I am one of those mothers who thinks that chicken soup can cure almost anything. And with both boys sick, lots of soup has been made at our house lately. In my mind, the curative power comes from a really good stock. I like to make my stock by putting whatever is leftover from Friday’s roasted whole chicken, onions, garlic, any wilted or less than desirable veggies from the crisper, celery and carrots. Add a splash of vinegar, fill the stock pot with water and let it simmer for several hours. Strain out the solids and freeze or refrigerate the resulting golden elixir.
We get our whole chickens from a neighbor of a neighbor. He runs a “real” farm: lots of different animals, lots of different vegetables, and two farm stores in town. His house is very similar to ours, except with more land and several outbuildings surrounding it. The first time I met him, he was sitting at his kitchen table, smoking and having a beer. After formal introductions were made, my eyes were drawn to the massive piece of white enamel behind him. I asked in slight disbelief, “Is that a wood cookstove?” “Yes, m’am.” “Do you cook on it?” “Yes, m’am. Everyday.” “Can I look inside?” “Yes, m’am.”
When I recounted this story to my husband later that night, he was slightly outraged. “Normal people do not ask to look in other people’s ovens within the first minute of meeting them!” I asked him (the paragon of propriety) what Emily Post would deem the proper length of time before asking to see inside someone else’s oven. He thought for a moment and said, “Here is the rule: you don’t ask to look in anyone’s oven unless you are planning on buying the whole damn house.” Since I don’t plan on moving, I am choosing to ignore this advice. And although I have never done this before or since, consider yourself forewarned if you ever invite me over.
But back to the soup. I make chicken soup a hundred different ways, but here is the recipe we are currently using. It’s simple, and as we all are starting to feel better, I am adding diced chicken and cooked pasta. But really, the broth and veggies are enough. Hope you’re not feeling bad at your house, but if you are, this is a good one.
Feel Better Chicken Soup
2 quarts chicken stock
1 quart water
4 ribs celery
1 large onion

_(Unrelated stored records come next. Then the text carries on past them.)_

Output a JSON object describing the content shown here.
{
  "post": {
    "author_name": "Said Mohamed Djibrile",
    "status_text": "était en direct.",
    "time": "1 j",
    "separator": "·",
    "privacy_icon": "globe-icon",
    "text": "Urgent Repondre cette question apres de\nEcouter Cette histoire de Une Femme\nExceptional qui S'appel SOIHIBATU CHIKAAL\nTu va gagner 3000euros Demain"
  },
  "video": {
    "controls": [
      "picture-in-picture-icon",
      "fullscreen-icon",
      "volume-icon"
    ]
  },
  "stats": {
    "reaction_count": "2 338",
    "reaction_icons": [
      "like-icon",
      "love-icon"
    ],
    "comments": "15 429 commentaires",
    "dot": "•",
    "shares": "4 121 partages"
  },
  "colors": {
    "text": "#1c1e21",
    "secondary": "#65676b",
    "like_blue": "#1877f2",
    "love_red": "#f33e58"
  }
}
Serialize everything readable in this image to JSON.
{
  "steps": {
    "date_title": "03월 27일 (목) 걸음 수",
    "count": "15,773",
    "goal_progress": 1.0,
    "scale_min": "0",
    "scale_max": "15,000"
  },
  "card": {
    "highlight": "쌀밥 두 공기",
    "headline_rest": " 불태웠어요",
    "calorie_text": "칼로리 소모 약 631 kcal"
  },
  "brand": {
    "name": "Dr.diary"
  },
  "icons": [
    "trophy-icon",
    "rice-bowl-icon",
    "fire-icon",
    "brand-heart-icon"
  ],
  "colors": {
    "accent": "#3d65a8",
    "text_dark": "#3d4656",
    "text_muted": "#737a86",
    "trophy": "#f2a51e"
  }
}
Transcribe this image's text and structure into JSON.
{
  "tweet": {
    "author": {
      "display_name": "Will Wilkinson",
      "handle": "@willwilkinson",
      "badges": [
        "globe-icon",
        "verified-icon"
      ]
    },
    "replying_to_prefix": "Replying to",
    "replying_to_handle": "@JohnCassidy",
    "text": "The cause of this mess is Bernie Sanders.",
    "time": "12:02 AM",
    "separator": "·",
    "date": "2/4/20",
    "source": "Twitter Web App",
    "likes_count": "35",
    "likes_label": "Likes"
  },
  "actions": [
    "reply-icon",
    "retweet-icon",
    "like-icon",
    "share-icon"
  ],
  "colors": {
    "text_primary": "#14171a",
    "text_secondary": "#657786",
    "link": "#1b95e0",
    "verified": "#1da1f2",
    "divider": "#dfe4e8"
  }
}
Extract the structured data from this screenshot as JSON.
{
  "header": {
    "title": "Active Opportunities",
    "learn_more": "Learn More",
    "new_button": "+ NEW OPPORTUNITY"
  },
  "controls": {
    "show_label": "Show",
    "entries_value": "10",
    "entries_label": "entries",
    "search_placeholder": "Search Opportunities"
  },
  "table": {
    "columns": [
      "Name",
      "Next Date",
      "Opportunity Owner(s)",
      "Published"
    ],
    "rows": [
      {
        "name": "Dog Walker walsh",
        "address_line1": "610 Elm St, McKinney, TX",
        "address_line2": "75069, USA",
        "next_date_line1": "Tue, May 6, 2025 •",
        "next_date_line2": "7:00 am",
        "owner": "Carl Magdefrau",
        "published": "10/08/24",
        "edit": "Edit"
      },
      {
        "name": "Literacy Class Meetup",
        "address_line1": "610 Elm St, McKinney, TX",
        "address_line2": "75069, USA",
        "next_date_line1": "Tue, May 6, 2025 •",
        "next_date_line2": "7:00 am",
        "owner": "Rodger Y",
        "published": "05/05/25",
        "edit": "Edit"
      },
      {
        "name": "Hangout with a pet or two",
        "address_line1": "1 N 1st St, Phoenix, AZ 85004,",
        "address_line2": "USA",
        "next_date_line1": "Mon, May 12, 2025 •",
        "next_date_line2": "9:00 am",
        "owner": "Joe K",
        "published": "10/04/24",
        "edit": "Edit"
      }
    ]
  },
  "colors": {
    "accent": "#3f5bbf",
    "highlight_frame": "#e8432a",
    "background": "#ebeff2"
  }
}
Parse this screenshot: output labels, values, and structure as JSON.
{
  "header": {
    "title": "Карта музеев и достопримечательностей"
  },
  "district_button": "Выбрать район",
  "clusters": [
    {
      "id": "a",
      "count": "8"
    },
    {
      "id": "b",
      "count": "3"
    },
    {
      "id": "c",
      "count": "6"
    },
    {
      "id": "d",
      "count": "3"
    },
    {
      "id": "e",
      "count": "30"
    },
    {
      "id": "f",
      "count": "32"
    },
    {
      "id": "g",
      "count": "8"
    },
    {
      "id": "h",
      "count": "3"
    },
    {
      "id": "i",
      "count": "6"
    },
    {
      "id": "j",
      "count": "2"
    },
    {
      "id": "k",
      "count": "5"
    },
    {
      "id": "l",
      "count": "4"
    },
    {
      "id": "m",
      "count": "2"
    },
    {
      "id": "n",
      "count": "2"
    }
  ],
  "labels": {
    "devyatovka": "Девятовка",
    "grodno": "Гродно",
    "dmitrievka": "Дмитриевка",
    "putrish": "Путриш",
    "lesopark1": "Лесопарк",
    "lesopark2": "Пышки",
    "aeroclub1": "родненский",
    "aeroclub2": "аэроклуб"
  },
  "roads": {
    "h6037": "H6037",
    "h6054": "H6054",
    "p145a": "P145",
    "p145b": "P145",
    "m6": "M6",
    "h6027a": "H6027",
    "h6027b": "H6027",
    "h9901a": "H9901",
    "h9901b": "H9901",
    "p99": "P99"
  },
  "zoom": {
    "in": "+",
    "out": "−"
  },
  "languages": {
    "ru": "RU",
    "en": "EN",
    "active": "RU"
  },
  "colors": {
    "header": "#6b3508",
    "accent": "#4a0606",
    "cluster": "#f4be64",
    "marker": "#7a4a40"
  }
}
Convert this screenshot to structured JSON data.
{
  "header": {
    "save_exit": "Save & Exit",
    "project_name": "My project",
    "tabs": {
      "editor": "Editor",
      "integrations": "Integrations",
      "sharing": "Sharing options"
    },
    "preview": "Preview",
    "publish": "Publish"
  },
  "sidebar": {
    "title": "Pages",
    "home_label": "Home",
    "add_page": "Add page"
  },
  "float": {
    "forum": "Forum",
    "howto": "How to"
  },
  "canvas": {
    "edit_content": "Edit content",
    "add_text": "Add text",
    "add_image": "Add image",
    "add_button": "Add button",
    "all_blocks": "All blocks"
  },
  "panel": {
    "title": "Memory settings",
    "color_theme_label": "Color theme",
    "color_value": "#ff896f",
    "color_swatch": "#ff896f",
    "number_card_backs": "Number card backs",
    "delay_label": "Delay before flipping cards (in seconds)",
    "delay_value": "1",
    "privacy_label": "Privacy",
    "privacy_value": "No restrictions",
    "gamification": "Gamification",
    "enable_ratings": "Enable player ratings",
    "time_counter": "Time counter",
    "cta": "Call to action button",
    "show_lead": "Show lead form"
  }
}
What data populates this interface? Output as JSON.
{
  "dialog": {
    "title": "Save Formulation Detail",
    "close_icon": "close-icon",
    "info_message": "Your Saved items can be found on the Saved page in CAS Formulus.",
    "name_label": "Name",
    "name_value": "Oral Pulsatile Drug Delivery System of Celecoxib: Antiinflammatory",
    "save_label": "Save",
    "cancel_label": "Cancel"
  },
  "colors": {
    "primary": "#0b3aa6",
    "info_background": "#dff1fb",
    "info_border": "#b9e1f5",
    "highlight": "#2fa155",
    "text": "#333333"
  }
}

1 head of garlic
1 tablespoon dried thyme (or 3 T fresh if you have it)
1 tablespoon dried oregano (or 3 T fresh if you have it)
Dice veggies. Cut garlic into slivers. Add all ingredients to liquids and simmer for about an hour. This soup gets better the next day.